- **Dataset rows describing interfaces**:
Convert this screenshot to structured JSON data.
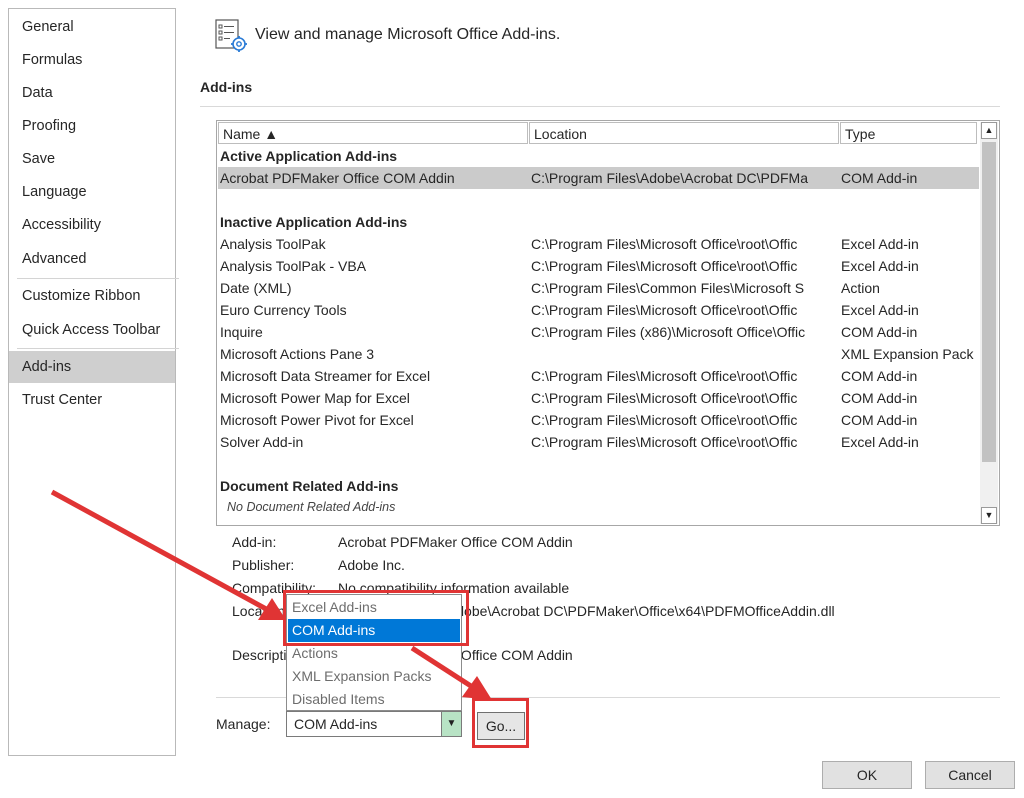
{
  "sidebar": {
    "items": [
      {
        "label": "General"
      },
      {
        "label": "Formulas"
      },
      {
        "label": "Data"
      },
      {
        "label": "Proofing"
      },
      {
        "label": "Save"
      },
      {
        "label": "Language"
      },
      {
        "label": "Accessibility"
      },
      {
        "label": "Advanced"
      },
      {
        "label": "Customize Ribbon"
      },
      {
        "label": "Quick Access Toolbar"
      },
      {
        "label": "Add-ins"
      },
      {
        "label": "Trust Center"
      }
    ],
    "selected": "Add-ins"
  },
  "header": {
    "text": "View and manage Microsoft Office Add-ins.",
    "icon": "addins-manage-icon"
  },
  "section": {
    "title": "Add-ins"
  },
  "table": {
    "columns": [
      "Name ▲",
      "Location",
      "Type"
    ],
    "groups": [
      {
        "title": "Active Application Add-ins",
        "rows": [
          {
            "name": "Acrobat PDFMaker Office COM Addin",
            "location": "C:\\Program Files\\Adobe\\Acrobat DC\\PDFMa",
            "type": "COM Add-in"
          }
        ]
      },
      {
        "title": "Inactive Application Add-ins",
        "rows": [
          {
            "name": "Analysis ToolPak",
            "location": "C:\\Program Files\\Microsoft Office\\root\\Offic",
            "type": "Excel Add-in"
          },
          {
            "name": "Analysis ToolPak - VBA",
            "location": "C:\\Program Files\\Microsoft Office\\root\\Offic",
            "type": "Excel Add-in"
          },
          {
            "name": "Date (XML)",
            "location": "C:\\Program Files\\Common Files\\Microsoft S",
            "type": "Action"
          },
          {
            "name": "Euro Currency Tools",
            "location": "C:\\Program Files\\Microsoft Office\\root\\Offic",
            "type": "Excel Add-in"
          },
          {
            "name": "Inquire",
            "location": "C:\\Program Files (x86)\\Microsoft Office\\Offic",
            "type": "COM Add-in"
          },
          {
            "name": "Microsoft Actions Pane 3",
            "location": "",
            "type": "XML Expansion Pack"
          },
          {
            "name": "Microsoft Data Streamer for Excel",
            "location": "C:\\Program Files\\Microsoft Office\\root\\Offic",
            "type": "COM Add-in"
          },
          {
            "name": "Microsoft Power Map for Excel",
            "location": "C:\\Program Files\\Microsoft Office\\root\\Offic",
            "type": "COM Add-in"
          },
          {
            "name": "Microsoft Power Pivot for Excel",
            "location": "C:\\Program Files\\Microsoft Office\\root\\Offic",
            "type": "COM Add-in"
          },
          {
            "name": "Solver Add-in",
            "location": "C:\\Program Files\\Microsoft Office\\root\\Offic",
            "type": "Excel Add-in"
          }
        ]
      },
      {
        "title": "Document Related Add-ins",
        "note": "No Document Related Add-ins"
      }
    ]
  },
  "details": {
    "addin_label": "Add-in:",
    "addin_value": "Acrobat PDFMaker Office COM Addin",
    "publisher_label": "Publisher:",
    "publisher_value": "Adobe Inc.",
    "compat_label": "Compatibility:",
    "compat_value": "No compatibility information available",
    "location_label": "Location:",
    "location_value": "C:\\Program Files\\Adobe\\Acrobat DC\\PDFMaker\\Office\\x64\\PDFMOfficeAddin.dll",
    "description_label": "Description:",
    "description_value": "Acrobat PDFMaker Office COM Addin"
  },
  "manage": {
    "label": "Manage:",
    "selected": "COM Add-ins",
    "options": [
      "Excel Add-ins",
      "COM Add-ins",
      "Actions",
      "XML Expansion Packs",
      "Disabled Items"
    ],
    "go_label": "Go..."
  },
  "footer": {
    "ok_label": "OK",
    "cancel_label": "Cancel"
  },
  "colors": {
    "annotation": "#e03434",
    "selection": "#0078d7",
    "dropdown_arrow": "#b8e3c5"
  }
}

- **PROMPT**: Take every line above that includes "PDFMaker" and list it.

- **EXERCISE RESULT**:
            "name": "Acrobat PDFMaker Office COM Addin",
    "addin_value": "Acrobat PDFMaker Office COM Addin",
    "location_value": "C:\\Program Files\\Adobe\\Acrobat DC\\PDFMaker\\Office\\x64\\PDFMOfficeAddin.dll",
    "description_value": "Acrobat PDFMaker Office COM Addin"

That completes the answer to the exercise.